This “alignment” has created an all or nothing proposition with the FDA. Either a drug works on all people, so the drug company can maximize it’s return on investment or if it doesn’t, the drug won’t see the light of day — as the families and children with DMD have seen.
This seems a little disingenuous as a medical body, you’d hope the FDA knows that different drugs may work differently on different people. ALS and Parkinsons, have dozens of different strains.
Policies like these have placed potential life saving measures out of reach for millions of Americans. When asked why, as Sen Johnson from Wisconsin asked in a hearing, the finger pointing begins. The FDA points to the need to ensure “efficacy” and the corporations cite increased costs due to government regulations. The result – patients like Matt, Frank and Jordan are caught in the middle and left with few if any options.

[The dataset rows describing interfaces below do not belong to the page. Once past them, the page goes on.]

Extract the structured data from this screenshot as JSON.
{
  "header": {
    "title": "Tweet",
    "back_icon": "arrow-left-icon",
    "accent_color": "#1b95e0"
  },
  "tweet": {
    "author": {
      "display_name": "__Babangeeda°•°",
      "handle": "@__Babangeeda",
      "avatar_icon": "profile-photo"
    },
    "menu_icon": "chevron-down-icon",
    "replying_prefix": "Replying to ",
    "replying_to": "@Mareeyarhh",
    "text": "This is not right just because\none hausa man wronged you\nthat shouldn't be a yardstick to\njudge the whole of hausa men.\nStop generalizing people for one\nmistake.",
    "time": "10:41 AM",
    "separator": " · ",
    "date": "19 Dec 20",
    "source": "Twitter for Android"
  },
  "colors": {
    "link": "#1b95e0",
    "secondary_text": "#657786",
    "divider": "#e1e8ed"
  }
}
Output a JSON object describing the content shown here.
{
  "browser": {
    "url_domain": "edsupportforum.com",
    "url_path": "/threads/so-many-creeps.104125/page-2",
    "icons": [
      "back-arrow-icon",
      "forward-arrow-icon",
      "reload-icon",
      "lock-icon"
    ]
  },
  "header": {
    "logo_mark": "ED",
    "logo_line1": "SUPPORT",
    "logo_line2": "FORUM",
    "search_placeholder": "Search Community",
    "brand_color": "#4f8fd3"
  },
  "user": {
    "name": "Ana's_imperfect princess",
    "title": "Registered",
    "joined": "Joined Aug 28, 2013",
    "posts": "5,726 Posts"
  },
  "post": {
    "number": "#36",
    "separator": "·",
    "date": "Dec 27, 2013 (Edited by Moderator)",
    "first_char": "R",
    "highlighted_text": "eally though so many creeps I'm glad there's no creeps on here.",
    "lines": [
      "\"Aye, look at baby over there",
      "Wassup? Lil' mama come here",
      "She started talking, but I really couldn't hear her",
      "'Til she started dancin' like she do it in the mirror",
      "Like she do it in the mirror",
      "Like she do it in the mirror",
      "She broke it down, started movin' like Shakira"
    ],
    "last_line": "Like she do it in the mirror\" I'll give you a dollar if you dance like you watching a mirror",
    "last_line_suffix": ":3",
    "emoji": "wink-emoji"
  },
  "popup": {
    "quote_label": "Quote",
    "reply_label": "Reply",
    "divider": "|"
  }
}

This has allowed the U.S. to fall behind countries like Japan, Israel and Mexico. Whether it’s new drugs, stem cells or therapies — the U.S. trails. Haven’t we exported enough American jobs and ingenuity?
Patients, corporations and the medical profession stand to gain much from the streamlining of this access process.
So what is our government, U.S. pharmaceutical companies and the FDA waiting for?
Several bills sit in Congress that would re-engineer the U.S. framework for research, development and treatment of deadly diseases. Bills like the Right to Try, REGROW Act for stem cells and RESULTS act allowing reciprocity with foreign countries treatments, would move the U.S. from last place to the front. The political will and vision must exist though to break through the 1950’s to 2020’s.
If America wants to reestablish itself as a global health leader, it must start by making healing medical treatments as available as some states make the ability to die. We need to move from the right to die to the right of life, liberty and the pursuit of happiness. This way when a sick American is looking for a cure, their first stop isn’t Aeromexico.